Parents, You Choose the Scare
Happy almost Halloween, folks! To get you in the mood, I’m doing a review of that campy classic, Goosebumps, which this year turns twenty years old! I call for a Goosebumps margarita party next year. Who’s with me? For more on the series, see the official Goosebumps website.
THE DEFENDANT: Goosebumps (series), R. L. Stine
THE VERDICT: Goosebumps books are no stranger to the ALA’s Most Frequently Challenged Books List, coming in at #15 in the 90s and #94 in the 00s.
THE CHARGES: Some school districts took issue with the content of individual books, some with the entire series. The reasons for banning the books vary from them being too frightening for children to dealing with complex relationships or teenage conflicts to their alleged satanic/occult content. Some have even gone so far as to accuse Goosebumps of being a gateway drug to “more graphic and perverse books“. You know how it is, you’re at a sleepover, someone starts passing around the Goosebumps, next thing you know you’re strung out on Stephen King and smuggling Anne Rice novels across the border in exchange for some primo uncut Poe.
THE REVIEW: There is no denying the popularity of Goosebumps. The long-running series was nothing short of a phenomenon (and is still being published today). It dominated the best-seller lists, was translated into numerous languages, and sparked multiple spin-offs and a similarly long-running television show (also still in production today).
Nearly every child of the 90s remembers the books, whether they eagerly devoured them at home or borrowed beat-up copies from the dusty bookshelves in the back of the classroom. Goosebumps was a fixture in many a school library and in the early 90s served as Scholastic’s cash cow. It was even the best-selling children’s series of all time, until dethroned by a young Mr. Potter.
However, Goosebumps is one of those things that matters more as a shared cultural experience than for its literary merits. It, like The Boxcar Children and The Baby-Sitters Club, or Nancy Drew and The Hardy Boys before them, was a staple of our childhood. The books are familiar and serve as a way to connect with strangers over a collective rite of passage. These are the memories that we hold on to and have in common.
Goosebumps is no grand literary achievement. The books are formulaic and campy. Yet they know what they are and there is no shame in that. There has always been a place for pulp fiction and penny dreadfuls. Long have adults and children alike sought the titillating entertainment of a scary story full of the bizarre, the thrilling, and the spooky.
These books are so popular because they are fun. Many parents rejoiced in that, as it got their children to willingly, even enthusiastically, read.

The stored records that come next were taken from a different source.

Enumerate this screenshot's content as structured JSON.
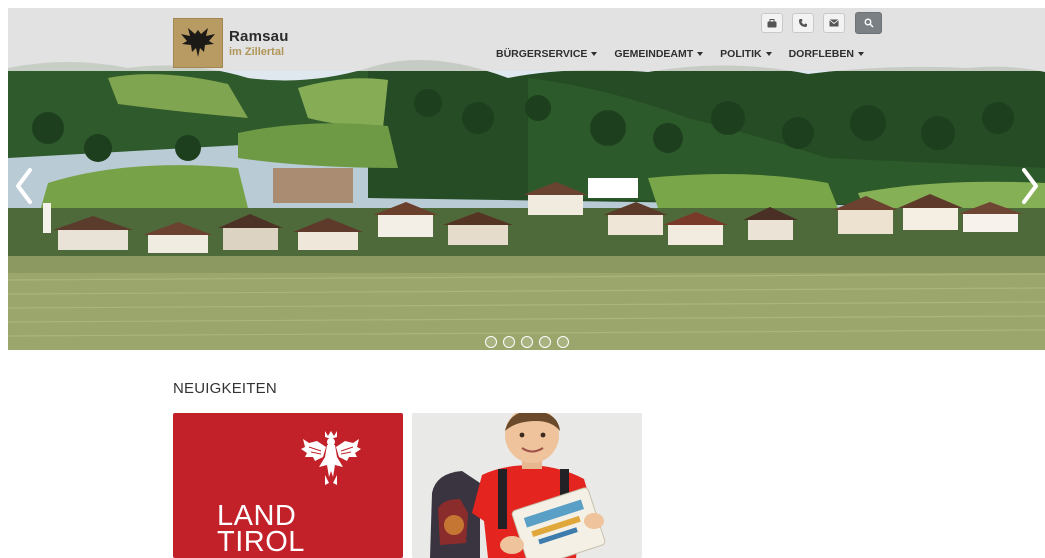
{
  "header": {
    "site_name": "Ramsau",
    "site_subtitle": "im Zillertal",
    "utility_icons": [
      "briefcase-icon",
      "phone-icon",
      "mail-icon",
      "search-icon"
    ],
    "nav": [
      {
        "label": "BÜRGERSERVICE"
      },
      {
        "label": "GEMEINDEAMT"
      },
      {
        "label": "POLITIK"
      },
      {
        "label": "DORFLEBEN"
      }
    ]
  },
  "carousel": {
    "slide_count": 5,
    "active_index": 0
  },
  "news": {
    "title": "NEUIGKEITEN",
    "cards": [
      {
        "logo_text": "LAND TIROL"
      },
      {}
    ]
  },
  "colors": {
    "tirol_red": "#c2212a",
    "logo_gold": "#b79b63"
  }
}
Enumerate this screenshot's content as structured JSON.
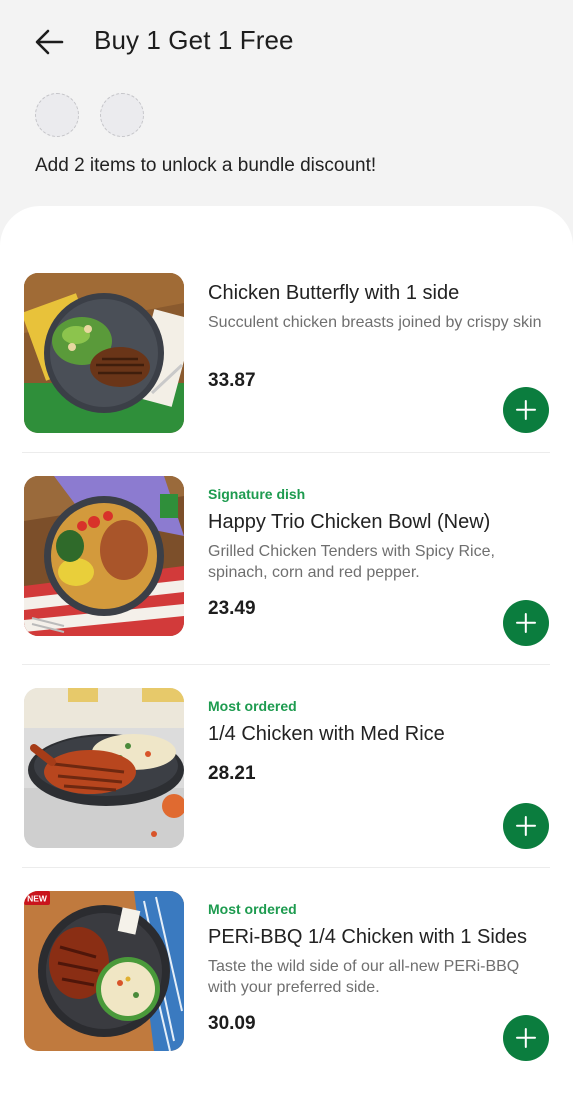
{
  "header": {
    "title": "Buy 1 Get 1 Free",
    "back_icon": "arrow-left-icon"
  },
  "bundle": {
    "slots_count": 2,
    "message": "Add 2 items to unlock a bundle discount!"
  },
  "items": [
    {
      "tag": "",
      "name": "Chicken Butterfly  with 1 side",
      "description": "Succulent chicken breasts joined by crispy skin",
      "price": "33.87",
      "add_icon": "plus-icon"
    },
    {
      "tag": "Signature dish",
      "name": "Happy Trio Chicken Bowl (New)",
      "description": "Grilled Chicken Tenders with Spicy Rice, spinach, corn and red pepper.",
      "price": "23.49",
      "add_icon": "plus-icon"
    },
    {
      "tag": "Most ordered",
      "name": "1/4 Chicken with Med Rice",
      "description": "",
      "price": "28.21",
      "add_icon": "plus-icon"
    },
    {
      "tag": "Most ordered",
      "name": "PERi-BBQ 1/4 Chicken with 1 Sides",
      "description": "Taste the wild side of our all-new PERi-BBQ with your preferred side.",
      "price": "30.09",
      "add_icon": "plus-icon",
      "image_badge": "NEW"
    }
  ],
  "colors": {
    "accent_green": "#0b7d3e",
    "tag_green": "#1d9b4f"
  }
}
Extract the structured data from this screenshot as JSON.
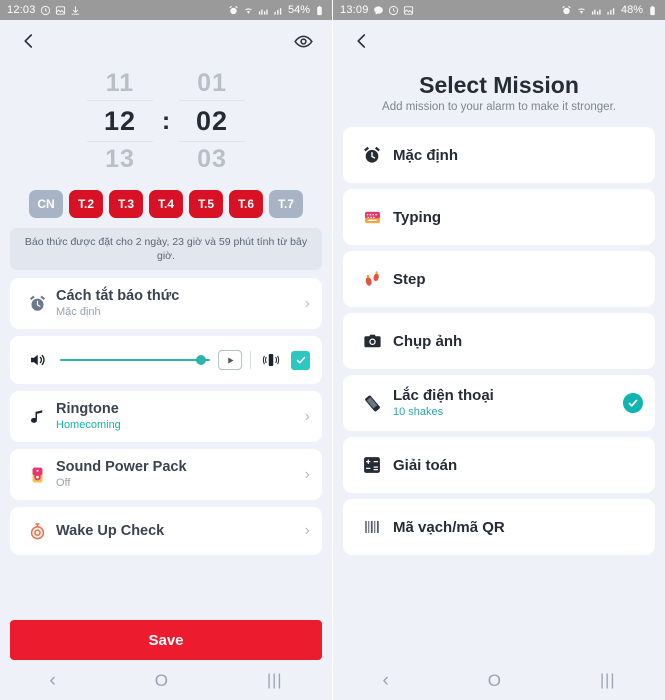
{
  "left": {
    "statusbar": {
      "time": "12:03",
      "left_icons": [
        "history-icon",
        "image-icon",
        "download-icon"
      ],
      "right_icons": [
        "alarm-icon",
        "wifi-icon",
        "dual-sim-icon",
        "signal-icon"
      ],
      "battery": "54%"
    },
    "topbar": {
      "back": "back-icon",
      "eye": "eye-icon"
    },
    "timepicker": {
      "hour_prev": "11",
      "hour": "12",
      "hour_next": "13",
      "separator": ":",
      "minute_prev": "01",
      "minute": "02",
      "minute_next": "03"
    },
    "days": [
      {
        "label": "CN",
        "active": false
      },
      {
        "label": "T.2",
        "active": true
      },
      {
        "label": "T.3",
        "active": true
      },
      {
        "label": "T.4",
        "active": true
      },
      {
        "label": "T.5",
        "active": true
      },
      {
        "label": "T.6",
        "active": true
      },
      {
        "label": "T.7",
        "active": false
      }
    ],
    "info": "Báo thức được đặt cho 2 ngày, 23 giờ và 59 phút tính từ bây giờ.",
    "cards": [
      {
        "icon": "alarm-clock-icon",
        "title": "Cách tắt báo thức",
        "sub": "Mặc định"
      },
      {
        "icon": "music-note-icon",
        "title": "Ringtone",
        "sub": "Homecoming"
      },
      {
        "icon": "speaker-icon",
        "title": "Sound Power Pack",
        "sub": "Off"
      },
      {
        "icon": "stopwatch-icon",
        "title": "Wake Up Check",
        "sub": ""
      }
    ],
    "volume_row": {
      "volume_icon": "volume-icon",
      "level_percent": 97,
      "preview_icon": "play-icon",
      "vibrate_icon": "vibrate-icon",
      "vibrate_checked": true
    },
    "save_label": "Save",
    "navbar": {
      "back": "‹",
      "home": "O",
      "recents": "|||"
    }
  },
  "right": {
    "statusbar": {
      "time": "13:09",
      "left_icons": [
        "message-icon",
        "history-icon",
        "image-icon"
      ],
      "right_icons": [
        "alarm-icon",
        "wifi-icon",
        "dual-sim-icon",
        "signal-icon"
      ],
      "battery": "48%"
    },
    "topbar": {
      "back": "back-icon"
    },
    "title": "Select Mission",
    "subtitle": "Add mission to your alarm to make it stronger.",
    "missions": [
      {
        "icon": "alarm-clock-icon",
        "title": "Mặc định",
        "sub": "",
        "selected": false
      },
      {
        "icon": "keyboard-icon",
        "title": "Typing",
        "sub": "",
        "selected": false
      },
      {
        "icon": "footsteps-icon",
        "title": "Step",
        "sub": "",
        "selected": false
      },
      {
        "icon": "camera-icon",
        "title": "Chụp ảnh",
        "sub": "",
        "selected": false
      },
      {
        "icon": "shake-phone-icon",
        "title": "Lắc điện thoại",
        "sub": "10 shakes",
        "selected": true
      },
      {
        "icon": "math-grid-icon",
        "title": "Giải toán",
        "sub": "",
        "selected": false
      },
      {
        "icon": "barcode-icon",
        "title": "Mã vạch/mã QR",
        "sub": "",
        "selected": false
      }
    ],
    "navbar": {
      "back": "‹",
      "home": "O",
      "recents": "|||"
    }
  },
  "colors": {
    "accent_red": "#ed1b2e",
    "day_active": "#d81224",
    "day_inactive": "#a8b4c6",
    "teal": "#2bb5ad",
    "page_bg": "#eef1f7"
  }
}
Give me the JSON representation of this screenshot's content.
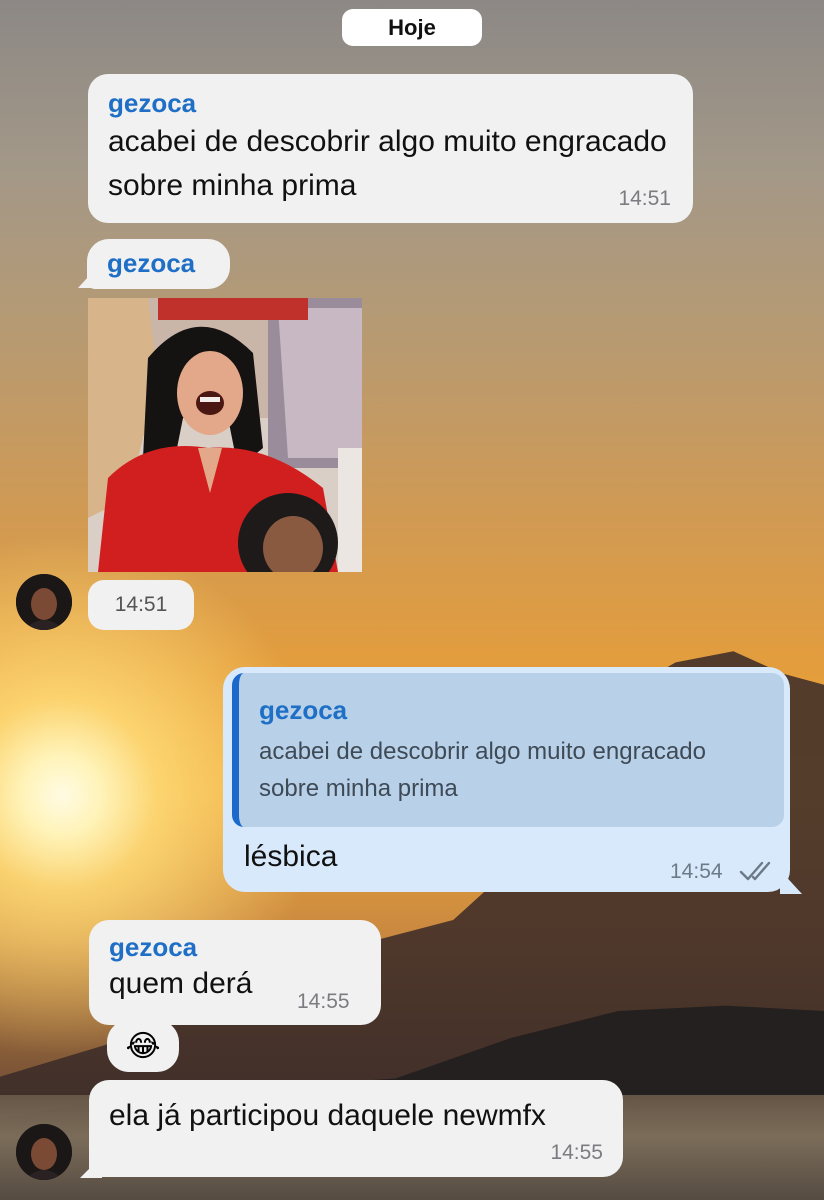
{
  "date_separator": "Hoje",
  "messages": [
    {
      "sender": "gezoca",
      "text": "acabei de descobrir algo muito engracado sobre minha prima",
      "time": "14:51"
    },
    {
      "sender": "gezoca",
      "media": "photo",
      "time": "14:51"
    },
    {
      "outgoing": true,
      "reply_to": {
        "sender": "gezoca",
        "text": "acabei de descobrir algo muito engracado sobre minha prima"
      },
      "text": "lésbica",
      "time": "14:54",
      "status_icon": "double-check-icon"
    },
    {
      "sender": "gezoca",
      "text": "quem derá",
      "time": "14:55"
    },
    {
      "emoji": "😂"
    },
    {
      "text": "ela já participou daquele newmfx",
      "time": "14:55"
    }
  ],
  "colors": {
    "sender_name": "#1e6fc5",
    "incoming_bubble": "#f1f1f2",
    "outgoing_bubble": "#d8e9fb",
    "reply_bar": "#1a69cb"
  }
}
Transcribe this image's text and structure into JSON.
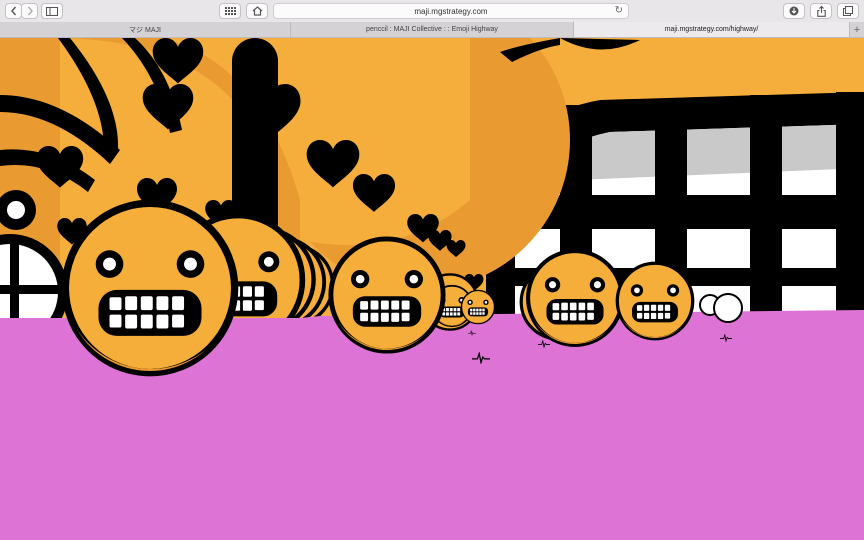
{
  "browser": {
    "address": "maji.mgstrategy.com",
    "tabs": [
      {
        "label": "マジ MAJI"
      },
      {
        "label": "penccil : MAJI Collective : : Emoji Highway"
      },
      {
        "label": "maji.mgstrategy.com/highway/"
      }
    ],
    "new_tab_label": "+"
  },
  "colors": {
    "chrome": "#e8e6e8",
    "sky": "#f5ae3c",
    "ground": "#dd73d5",
    "emoji": "#f6ae3a",
    "emoji_shade": "#e8982e",
    "outline": "#000000",
    "window_light": "#ffffff",
    "window_gray": "#c9c9c9"
  },
  "icons": [
    "chevron-left-icon",
    "chevron-right-icon",
    "sidebar-icon",
    "grid-icon",
    "home-icon",
    "reload-icon",
    "download-icon",
    "share-icon",
    "tabs-icon"
  ]
}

Perhaps the series encouraged literacy, yet even if those children did not go on to have a lifelong love of reading, fun has its own merit.
THE DEFENSE: Beyond a mistrust of giant, tropical flora and a love-hate relationship with choose-your-own-adventure books, I can promise that Goosebumps did not scar me for life or hook me on the occult. These books may not be literary gems, but they are harmless camp. Banning them from schools does nothing but limit access to popular books in an age when getting kids to read may be the biggest challenge parents and teachers face. Literacy ftw!
Maybe a kid will get a nightmare or two. Guess what? They’re kids. That’s what they do. That’s what humans do.
The enduring popularity of horror, be it ghost story told around the fire or big-budget thriller, proves that humans love to be scared. We ride roller coasters; we go on haunted walking tours; we read Dracula; and we flock to such tourist meccas as Salem, Whitechapel, or Transylvania. The desire, the need, to be scared is part of the universal human experience. It has been with us since first we conjured demons and phantoms around the fire and it shows no signs of going anywhere.
Kids are going to try and scare each other or themselves, whether they read a scary book, terrify each other via masks or creepy cardboard cutouts at sleepovers, or sneak a peek at an R-rated movie. Besides, in the age of 24 hour news, BitTorrent, and smart phones, I promise kids are exposed to scarier things than Goosebumps on a regular basis. To all the parents out there: if the worst thing you catch your kid doing is reading Goosebumps under the covers with a flashlight, I’d say you’re doing alright.